A ladder-shaped folding toy — rare graphic satire on the separation of George IV and Queen Caroline published after the opening of the ‘trial’ of Queen Caroline on 17 August 1820. It was printed to be sold with a popular pamphlet of the same name, which ran to numerous editions that year, but the two are rarely found preserved together, and the toy/print very rare (lacking in most library copies). This copy has never been folded into a ladder and is loose, as sold, in its original plain paper wrapper. The form of the print is based on another contemporary paper toy (The Matrimonial Ladder) on the ups and downs of marriage, which was being offered by sellers of books, prints and novelties in 1820.

‘George IV’s determination, following his succession to the throne in 1820, to finally obtain a divorce from his estranged wife, Caroline of Brunswick, sparked an opposition campaign, both in Parliament and in the country, which threatened the survival of Lord Liverpool’s Tory administration. It also led to extensive proceedings in the House of Lords, which took on the appearance of a state trial. On 5 June 1820 Caroline, who had been living abroad for the past six years, arrived unexpectedly in England to claim her right to be crowned queen. The government, under intense pressure from the king, reluctantly agreed to introduce a bill of pains and penalties into the House of Lords, which would have annulled the royal marriage and deprived Caroline of her title.

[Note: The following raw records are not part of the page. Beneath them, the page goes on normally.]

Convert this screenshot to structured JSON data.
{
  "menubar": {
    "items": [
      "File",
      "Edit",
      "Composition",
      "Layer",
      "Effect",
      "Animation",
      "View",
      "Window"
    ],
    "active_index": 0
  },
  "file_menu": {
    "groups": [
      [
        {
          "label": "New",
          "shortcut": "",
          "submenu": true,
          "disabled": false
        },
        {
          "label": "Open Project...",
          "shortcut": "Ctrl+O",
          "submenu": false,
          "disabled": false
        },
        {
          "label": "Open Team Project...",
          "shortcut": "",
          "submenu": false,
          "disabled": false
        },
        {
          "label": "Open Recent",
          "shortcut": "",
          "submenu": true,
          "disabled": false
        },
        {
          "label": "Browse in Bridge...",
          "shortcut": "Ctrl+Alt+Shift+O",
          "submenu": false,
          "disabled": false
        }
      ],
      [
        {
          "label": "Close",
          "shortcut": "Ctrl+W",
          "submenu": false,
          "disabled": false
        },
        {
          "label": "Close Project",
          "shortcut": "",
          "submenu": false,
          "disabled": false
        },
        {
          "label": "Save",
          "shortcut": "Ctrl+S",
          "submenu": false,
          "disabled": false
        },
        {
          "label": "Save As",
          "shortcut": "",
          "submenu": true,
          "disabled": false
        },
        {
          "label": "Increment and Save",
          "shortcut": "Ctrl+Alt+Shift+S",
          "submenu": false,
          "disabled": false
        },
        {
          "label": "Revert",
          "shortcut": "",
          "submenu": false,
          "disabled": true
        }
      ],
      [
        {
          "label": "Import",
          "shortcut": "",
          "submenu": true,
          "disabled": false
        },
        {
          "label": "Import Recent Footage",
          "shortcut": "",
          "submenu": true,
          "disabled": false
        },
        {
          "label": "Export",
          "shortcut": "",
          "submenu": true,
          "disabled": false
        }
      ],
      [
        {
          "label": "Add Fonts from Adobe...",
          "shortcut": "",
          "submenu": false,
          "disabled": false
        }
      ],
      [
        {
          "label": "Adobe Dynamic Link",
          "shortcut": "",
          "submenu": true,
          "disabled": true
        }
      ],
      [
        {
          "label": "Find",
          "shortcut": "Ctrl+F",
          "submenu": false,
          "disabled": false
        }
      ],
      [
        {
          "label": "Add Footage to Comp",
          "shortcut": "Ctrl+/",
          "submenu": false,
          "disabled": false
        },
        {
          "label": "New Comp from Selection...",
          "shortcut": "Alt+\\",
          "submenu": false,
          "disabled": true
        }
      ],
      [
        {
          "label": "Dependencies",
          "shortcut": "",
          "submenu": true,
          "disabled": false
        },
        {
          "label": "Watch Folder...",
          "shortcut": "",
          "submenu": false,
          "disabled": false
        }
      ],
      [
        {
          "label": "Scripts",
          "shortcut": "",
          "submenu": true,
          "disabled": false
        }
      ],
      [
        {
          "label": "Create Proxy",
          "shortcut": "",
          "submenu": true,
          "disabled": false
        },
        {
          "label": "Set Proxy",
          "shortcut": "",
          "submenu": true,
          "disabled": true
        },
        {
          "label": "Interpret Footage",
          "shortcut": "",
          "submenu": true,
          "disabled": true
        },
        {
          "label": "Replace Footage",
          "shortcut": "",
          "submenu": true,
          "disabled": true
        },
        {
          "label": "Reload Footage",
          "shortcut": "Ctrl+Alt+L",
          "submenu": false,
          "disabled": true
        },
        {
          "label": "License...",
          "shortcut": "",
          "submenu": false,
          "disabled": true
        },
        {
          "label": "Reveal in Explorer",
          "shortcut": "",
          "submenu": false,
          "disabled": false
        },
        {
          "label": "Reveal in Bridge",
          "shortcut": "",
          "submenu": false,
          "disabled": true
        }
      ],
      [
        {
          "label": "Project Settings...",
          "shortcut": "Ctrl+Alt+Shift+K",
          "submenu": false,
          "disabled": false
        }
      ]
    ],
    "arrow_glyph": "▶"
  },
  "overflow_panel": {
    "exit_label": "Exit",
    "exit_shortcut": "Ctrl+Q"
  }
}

She thereupon became the unlikely beneficiary of a wave of indignant public sympathy, being perceived as a ‘wronged woman’ who was bravely struggling to uphold her rights against a callous political establishment’ (’The Queen Caroline Affair, 1820’ in The History of Parliament, online). BM Satires 13808

Print this page View basket Price: £800.00